> _REQUIRED WORK_:
All records below are to be duplicated exactly, with every picture excluded.

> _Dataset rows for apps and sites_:
---
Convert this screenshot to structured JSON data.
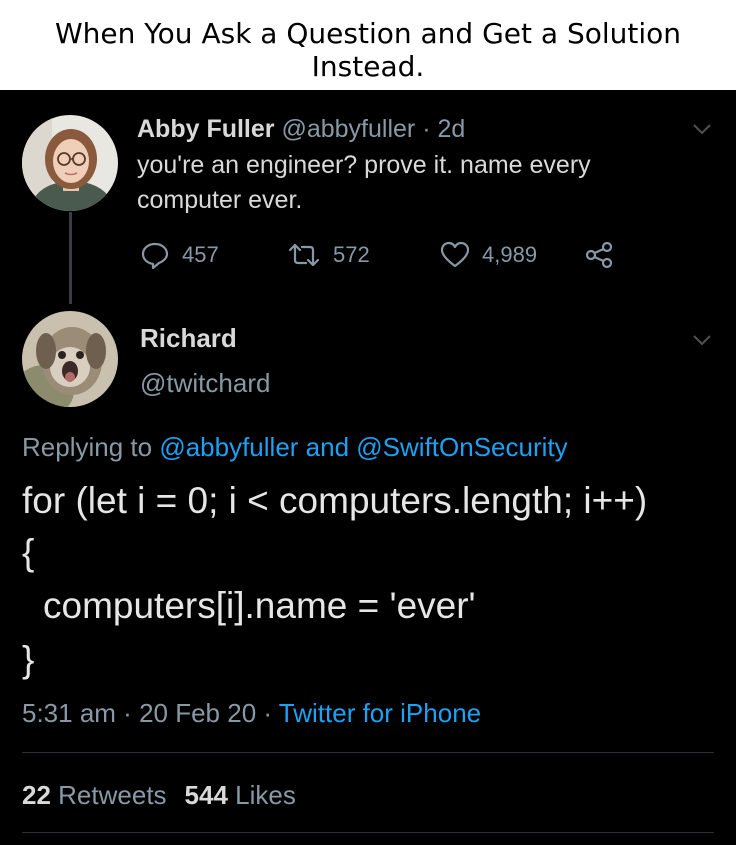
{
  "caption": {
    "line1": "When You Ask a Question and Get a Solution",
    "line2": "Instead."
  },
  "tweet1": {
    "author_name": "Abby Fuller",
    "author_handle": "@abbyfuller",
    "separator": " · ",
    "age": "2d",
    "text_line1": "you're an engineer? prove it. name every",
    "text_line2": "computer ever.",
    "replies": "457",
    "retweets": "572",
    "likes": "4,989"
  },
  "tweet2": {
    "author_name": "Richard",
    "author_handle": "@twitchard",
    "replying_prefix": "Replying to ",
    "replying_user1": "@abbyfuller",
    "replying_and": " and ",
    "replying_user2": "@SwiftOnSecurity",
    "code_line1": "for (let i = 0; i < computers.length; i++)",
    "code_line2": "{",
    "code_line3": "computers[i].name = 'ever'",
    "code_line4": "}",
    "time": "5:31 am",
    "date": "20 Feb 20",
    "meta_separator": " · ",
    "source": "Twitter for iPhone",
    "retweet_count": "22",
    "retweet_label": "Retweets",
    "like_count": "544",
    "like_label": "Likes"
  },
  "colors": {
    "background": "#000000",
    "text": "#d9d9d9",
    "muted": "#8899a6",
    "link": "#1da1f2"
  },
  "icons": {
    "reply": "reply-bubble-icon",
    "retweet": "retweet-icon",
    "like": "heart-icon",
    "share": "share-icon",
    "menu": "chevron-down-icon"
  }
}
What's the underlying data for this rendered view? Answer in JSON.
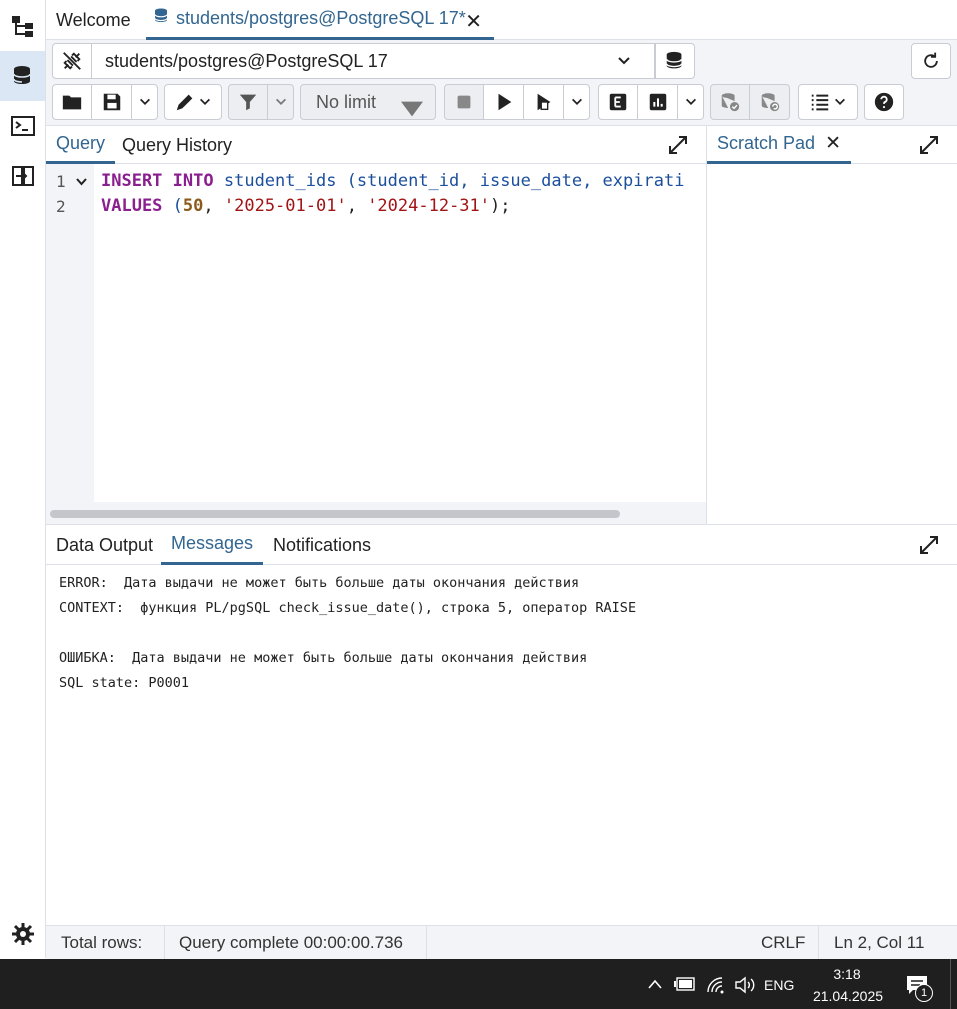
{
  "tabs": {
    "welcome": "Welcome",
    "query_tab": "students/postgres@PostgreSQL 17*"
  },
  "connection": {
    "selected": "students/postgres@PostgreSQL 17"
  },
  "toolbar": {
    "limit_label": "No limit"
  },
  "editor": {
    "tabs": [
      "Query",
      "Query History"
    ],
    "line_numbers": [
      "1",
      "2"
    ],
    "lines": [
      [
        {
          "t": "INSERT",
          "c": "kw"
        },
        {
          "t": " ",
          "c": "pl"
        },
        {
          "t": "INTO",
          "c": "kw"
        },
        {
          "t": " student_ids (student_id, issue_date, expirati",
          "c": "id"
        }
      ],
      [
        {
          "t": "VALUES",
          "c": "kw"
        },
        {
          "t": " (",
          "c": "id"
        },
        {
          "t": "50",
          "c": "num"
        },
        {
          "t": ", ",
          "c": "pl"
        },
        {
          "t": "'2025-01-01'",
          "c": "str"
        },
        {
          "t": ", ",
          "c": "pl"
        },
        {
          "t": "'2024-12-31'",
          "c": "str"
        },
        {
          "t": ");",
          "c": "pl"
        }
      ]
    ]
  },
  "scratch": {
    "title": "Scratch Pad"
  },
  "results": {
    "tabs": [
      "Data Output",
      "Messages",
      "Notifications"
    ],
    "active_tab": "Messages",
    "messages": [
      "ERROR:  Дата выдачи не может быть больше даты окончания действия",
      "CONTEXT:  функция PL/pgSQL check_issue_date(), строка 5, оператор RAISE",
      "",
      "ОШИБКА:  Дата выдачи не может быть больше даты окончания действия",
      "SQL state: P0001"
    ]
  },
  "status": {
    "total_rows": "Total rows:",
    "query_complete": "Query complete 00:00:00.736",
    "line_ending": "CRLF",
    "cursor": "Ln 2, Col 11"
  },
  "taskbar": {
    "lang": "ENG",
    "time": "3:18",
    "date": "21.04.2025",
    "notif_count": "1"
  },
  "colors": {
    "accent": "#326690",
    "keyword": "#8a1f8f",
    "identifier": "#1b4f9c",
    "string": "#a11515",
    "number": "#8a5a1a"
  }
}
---
> _TASK ANSWER_:
Convert this screenshot to structured JSON data.
{
  "caption": {
    "line1": "When You Ask a Question and Get a Solution",
    "line2": "Instead."
  },
  "tweet1": {
    "author_name": "Abby Fuller",
    "author_handle": "@abbyfuller",
    "separator": " · ",
    "age": "2d",
    "text_line1": "you're an engineer? prove it. name every",
    "text_line2": "computer ever.",
    "replies": "457",
    "retweets": "572",
    "likes": "4,989"
  },
  "tweet2": {
    "author_name": "Richard",
    "author_handle": "@twitchard",
    "replying_prefix": "Replying to ",
    "replying_user1": "@abbyfuller",
    "replying_and": " and ",
    "replying_user2": "@SwiftOnSecurity",
    "code_line1": "for (let i = 0; i < computers.length; i++)",
    "code_line2": "{",
    "code_line3": "computers[i].name = 'ever'",
    "code_line4": "}",
    "time": "5:31 am",
    "date": "20 Feb 20",
    "meta_separator": " · ",
    "source": "Twitter for iPhone",
    "retweet_count": "22",
    "retweet_label": "Retweets",
    "like_count": "544",
    "like_label": "Likes"
  },
  "colors": {
    "background": "#000000",
    "text": "#d9d9d9",
    "muted": "#8899a6",
    "link": "#1da1f2"
  },
  "icons": {
    "reply": "reply-bubble-icon",
    "retweet": "retweet-icon",
    "like": "heart-icon",
    "share": "share-icon",
    "menu": "chevron-down-icon"
  }
}
What's the underlying data for this rendered view? Answer in JSON.
{
  "tabs": {
    "welcome": "Welcome",
    "query_tab": "students/postgres@PostgreSQL 17*"
  },
  "connection": {
    "selected": "students/postgres@PostgreSQL 17"
  },
  "toolbar": {
    "limit_label": "No limit"
  },
  "editor": {
    "tabs": [
      "Query",
      "Query History"
    ],
    "line_numbers": [
      "1",
      "2"
    ],
    "lines": [
      [
        {
          "t": "INSERT",
          "c": "kw"
        },
        {
          "t": " ",
          "c": "pl"
        },
        {
          "t": "INTO",
          "c": "kw"
        },
        {
          "t": " student_ids (student_id, issue_date, expirati",
          "c": "id"
        }
      ],
      [
        {
          "t": "VALUES",
          "c": "kw"
        },
        {
          "t": " (",
          "c": "id"
        },
        {
          "t": "50",
          "c": "num"
        },
        {
          "t": ", ",
          "c": "pl"
        },
        {
          "t": "'2025-01-01'",
          "c": "str"
        },
        {
          "t": ", ",
          "c": "pl"
        },
        {
          "t": "'2024-12-31'",
          "c": "str"
        },
        {
          "t": ");",
          "c": "pl"
        }
      ]
    ]
  },
  "scratch": {
    "title": "Scratch Pad"
  },
  "results": {
    "tabs": [
      "Data Output",
      "Messages",
      "Notifications"
    ],
    "active_tab": "Messages",
    "messages": [
      "ERROR:  Дата выдачи не может быть больше даты окончания действия",
      "CONTEXT:  функция PL/pgSQL check_issue_date(), строка 5, оператор RAISE",
      "",
      "ОШИБКА:  Дата выдачи не может быть больше даты окончания действия",
      "SQL state: P0001"
    ]
  },
  "status": {
    "total_rows": "Total rows:",
    "query_complete": "Query complete 00:00:00.736",
    "line_ending": "CRLF",
    "cursor": "Ln 2, Col 11"
  },
  "taskbar": {
    "lang": "ENG",
    "time": "3:18",
    "date": "21.04.2025",
    "notif_count": "1"
  },
  "colors": {
    "accent": "#326690",
    "keyword": "#8a1f8f",
    "identifier": "#1b4f9c",
    "string": "#a11515",
    "number": "#8a5a1a"
  }
}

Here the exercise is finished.